RECORDED DATA:
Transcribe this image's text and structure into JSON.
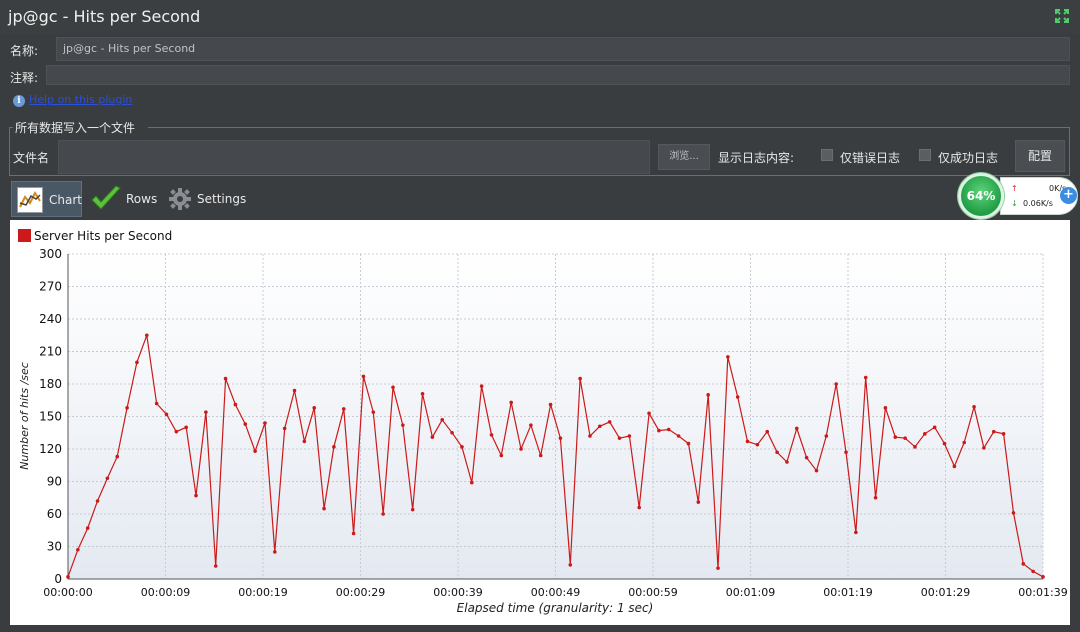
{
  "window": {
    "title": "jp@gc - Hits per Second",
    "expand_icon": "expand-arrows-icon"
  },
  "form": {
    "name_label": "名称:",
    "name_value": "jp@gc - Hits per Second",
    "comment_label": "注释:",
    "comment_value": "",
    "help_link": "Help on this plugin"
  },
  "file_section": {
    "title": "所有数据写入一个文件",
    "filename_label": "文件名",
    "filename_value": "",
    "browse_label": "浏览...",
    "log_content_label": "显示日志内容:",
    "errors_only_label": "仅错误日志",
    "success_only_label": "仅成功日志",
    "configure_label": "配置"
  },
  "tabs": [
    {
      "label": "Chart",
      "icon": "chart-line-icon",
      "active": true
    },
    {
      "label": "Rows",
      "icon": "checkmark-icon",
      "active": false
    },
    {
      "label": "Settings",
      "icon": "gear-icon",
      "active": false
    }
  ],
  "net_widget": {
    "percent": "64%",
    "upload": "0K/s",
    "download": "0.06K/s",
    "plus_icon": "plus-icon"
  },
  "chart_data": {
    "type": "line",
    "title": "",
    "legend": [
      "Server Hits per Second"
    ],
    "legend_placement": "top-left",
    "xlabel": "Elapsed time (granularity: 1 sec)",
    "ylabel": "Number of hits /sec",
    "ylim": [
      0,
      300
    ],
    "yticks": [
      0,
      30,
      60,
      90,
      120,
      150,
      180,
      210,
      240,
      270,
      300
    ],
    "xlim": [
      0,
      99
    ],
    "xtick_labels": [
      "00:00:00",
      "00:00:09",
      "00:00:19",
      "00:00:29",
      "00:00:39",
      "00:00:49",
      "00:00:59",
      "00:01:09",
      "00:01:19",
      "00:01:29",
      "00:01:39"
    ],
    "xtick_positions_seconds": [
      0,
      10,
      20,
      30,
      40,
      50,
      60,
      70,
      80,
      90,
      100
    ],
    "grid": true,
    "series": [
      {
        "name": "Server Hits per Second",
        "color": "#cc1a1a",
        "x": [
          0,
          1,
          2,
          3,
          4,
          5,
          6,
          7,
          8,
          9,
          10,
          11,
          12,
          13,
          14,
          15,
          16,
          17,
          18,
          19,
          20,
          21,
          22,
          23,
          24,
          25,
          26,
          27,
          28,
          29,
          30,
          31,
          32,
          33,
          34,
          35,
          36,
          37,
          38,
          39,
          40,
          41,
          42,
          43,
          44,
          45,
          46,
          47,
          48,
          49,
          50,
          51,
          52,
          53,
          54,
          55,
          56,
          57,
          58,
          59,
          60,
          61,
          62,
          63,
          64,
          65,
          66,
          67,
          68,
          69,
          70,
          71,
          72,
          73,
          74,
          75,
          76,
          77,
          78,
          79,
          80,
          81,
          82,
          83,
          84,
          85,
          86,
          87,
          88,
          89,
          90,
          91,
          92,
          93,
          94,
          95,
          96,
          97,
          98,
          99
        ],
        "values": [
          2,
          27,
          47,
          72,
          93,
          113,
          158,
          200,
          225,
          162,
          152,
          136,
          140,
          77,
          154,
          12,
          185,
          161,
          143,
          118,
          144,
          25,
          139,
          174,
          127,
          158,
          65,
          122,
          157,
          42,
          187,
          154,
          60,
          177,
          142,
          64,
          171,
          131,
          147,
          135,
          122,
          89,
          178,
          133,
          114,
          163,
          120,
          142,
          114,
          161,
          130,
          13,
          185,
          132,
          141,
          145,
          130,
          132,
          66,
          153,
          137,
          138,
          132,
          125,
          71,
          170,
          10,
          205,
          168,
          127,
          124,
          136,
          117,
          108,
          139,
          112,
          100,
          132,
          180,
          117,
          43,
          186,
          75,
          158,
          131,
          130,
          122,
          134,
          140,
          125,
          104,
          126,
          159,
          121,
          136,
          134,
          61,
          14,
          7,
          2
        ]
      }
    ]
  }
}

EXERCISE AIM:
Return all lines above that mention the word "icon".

REPLY:
    "expand_icon": "expand-arrows-icon"
      "icon": "chart-line-icon",
      "icon": "checkmark-icon",
      "icon": "gear-icon",
    "plus_icon": "plus-icon"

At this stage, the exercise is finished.